by Liz Goodwin
A 35-year-old weightlifter is battling to be able to compete in the sport she loves while wearing a hijab instead of the body-hugging uniform that’s required.
Kulsoom Abdullah, who was born in the United States to Pakistani parents, discovered weightlifting at her gym, Crossfit, in Atlanta in 2008. She entered her first open competition last year, and was thrilled to find out that she was actually pretty good in the competitive sport. She can lift 70 kilos (about 154 pounds) to her shoulders, and 60 kilos (or about 132 pounds) over her head, in a move called the “clean-and-jerk.” Last December, she qualified for the American Open Weightlifting Championships, which would have been her first national competition.
But when her coaches asked whether she would be able to wear her modified uniform–which covers everything but her face, hands, and feet–the organizers told told them no.
Abdullah talked to some lawyer friends, who told her that other athletes had won their bids to wear different clothing for religious reasons. So she tried again, this time personally writing to USA Weightlifting with her request, and asking the group if it could compromise on a uniform.
Officials with the group wrote back and said they had to follow the rules of the International Weightlifting Federation (IWF), which mandates collarless uniforms and doesn’t allow exceptions.
“I was really disappointed because I was really looking forward to it,” she told The Lookout. “I had never thought I would qualify at the national level.”
“It is like saying, if you are different, you can not compete,” she wrote on her web site. “I am not asking people to change, I am just asking to participate and be able to dress the way I do.”
Now, the Council on American-Islamic Relations (CAIR), a Muslim advocacy group, is taking up Abdullah’s cause, and trying to lobby weightlifting organizations to revise their rules in time for her to compete in a July national competition. CAIR officials are arguing that USA Weightlifting is in violation of the Ted Stevens Olympic and Amateur Sports Act, which forbids sports bodies from discriminating based on “race, color, religion, sex, age, or national origin.” Not allowing Abdullah to wear her hijab is discrimination, CAIR maintains.
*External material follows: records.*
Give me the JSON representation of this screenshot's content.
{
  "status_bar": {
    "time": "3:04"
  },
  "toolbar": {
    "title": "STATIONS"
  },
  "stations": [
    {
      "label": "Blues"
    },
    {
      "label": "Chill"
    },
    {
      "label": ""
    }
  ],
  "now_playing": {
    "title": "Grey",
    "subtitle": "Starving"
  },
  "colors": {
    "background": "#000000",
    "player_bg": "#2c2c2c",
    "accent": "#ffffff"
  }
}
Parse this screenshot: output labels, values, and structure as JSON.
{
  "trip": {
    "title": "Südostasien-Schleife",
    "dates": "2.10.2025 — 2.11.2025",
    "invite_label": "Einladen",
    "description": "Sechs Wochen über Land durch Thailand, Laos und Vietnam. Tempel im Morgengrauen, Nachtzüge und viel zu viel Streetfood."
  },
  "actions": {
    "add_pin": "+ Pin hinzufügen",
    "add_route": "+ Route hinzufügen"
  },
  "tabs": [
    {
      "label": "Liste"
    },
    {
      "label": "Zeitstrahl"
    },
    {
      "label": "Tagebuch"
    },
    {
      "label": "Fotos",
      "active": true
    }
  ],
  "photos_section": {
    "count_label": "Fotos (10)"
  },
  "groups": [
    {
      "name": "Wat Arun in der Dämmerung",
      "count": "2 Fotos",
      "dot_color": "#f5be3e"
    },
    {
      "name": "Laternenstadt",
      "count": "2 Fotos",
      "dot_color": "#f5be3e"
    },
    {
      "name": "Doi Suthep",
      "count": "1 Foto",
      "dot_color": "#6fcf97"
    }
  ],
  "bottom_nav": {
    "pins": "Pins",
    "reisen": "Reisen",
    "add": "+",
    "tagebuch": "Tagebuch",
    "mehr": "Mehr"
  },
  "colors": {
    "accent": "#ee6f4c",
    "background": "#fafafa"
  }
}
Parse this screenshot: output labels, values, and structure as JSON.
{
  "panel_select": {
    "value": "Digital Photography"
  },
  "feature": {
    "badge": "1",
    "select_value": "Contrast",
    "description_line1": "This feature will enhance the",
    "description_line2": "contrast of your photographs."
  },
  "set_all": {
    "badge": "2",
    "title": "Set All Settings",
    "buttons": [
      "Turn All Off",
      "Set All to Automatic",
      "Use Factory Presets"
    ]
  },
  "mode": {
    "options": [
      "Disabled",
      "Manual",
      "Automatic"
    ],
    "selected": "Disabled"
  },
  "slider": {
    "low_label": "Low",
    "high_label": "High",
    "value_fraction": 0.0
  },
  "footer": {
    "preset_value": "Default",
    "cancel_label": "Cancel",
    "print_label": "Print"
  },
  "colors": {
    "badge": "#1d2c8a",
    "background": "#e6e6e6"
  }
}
USA Weightlifting told The Lookout in a statement that “uniforms must not cover either the knees or the elbows because the judges must be able to see that the lifter has locked out his or her knees and elbows in order for the lift to be deemed completed.” The IWF will discuss Abdullah’s request at a June 26 meeting in Penang, Malaysia. United States Olympic Committee spokesman Mark Jones says the group is committed to being “inclusive” but that it’s up to the IWF to decide if the modified uniform would provide a “competitive advantage.”
While the weightlifting powers-that-be have decided against her for now, Abdullah says she never feels out of place when training six days a week or when in open competitions with other lifters.
“They’re very encouraging,” she says of her fellow weightlifters, who are mostly men. “They’re really nice people and they’re very welcoming.”
As female competitor, “you’re always going to feel a little different,” she said of the traditionally male-dominated sport.
She says her family, who she lives with, is also supportive. “I mean, it is different, so they were [hesitant] … but they said as long as you don’t get hurt that’s fine. Sometimes it’s a little bit scary for my mom but I think she’s used to it now.”
Abdullah has a PhD in electrical computer engineering from Georgia Tech, and still does research at the university. She said what she likes about lifting is “there’s a lot of technique involved. Someone could be very strong and not be able to lift as much.”
Excelling at lifting “gave me confidence,” she said, adding that she hopes more women will join up if they hear about their story.
Abdullah’s problem is not unique in the world of sports. The Iranian woman’s soccer team showed up to a Olympic qualifying match against Jordan wearing hijabs on Sunday, and officials with the global soccer governing body, FIFA, promptly disqualified them. FIFA banned the headscarves in 2007, citing choking hazards.
This is what a standard weighlifting uniform looks like, as modeled by Mabel Mosquera at the 2004 Olympics: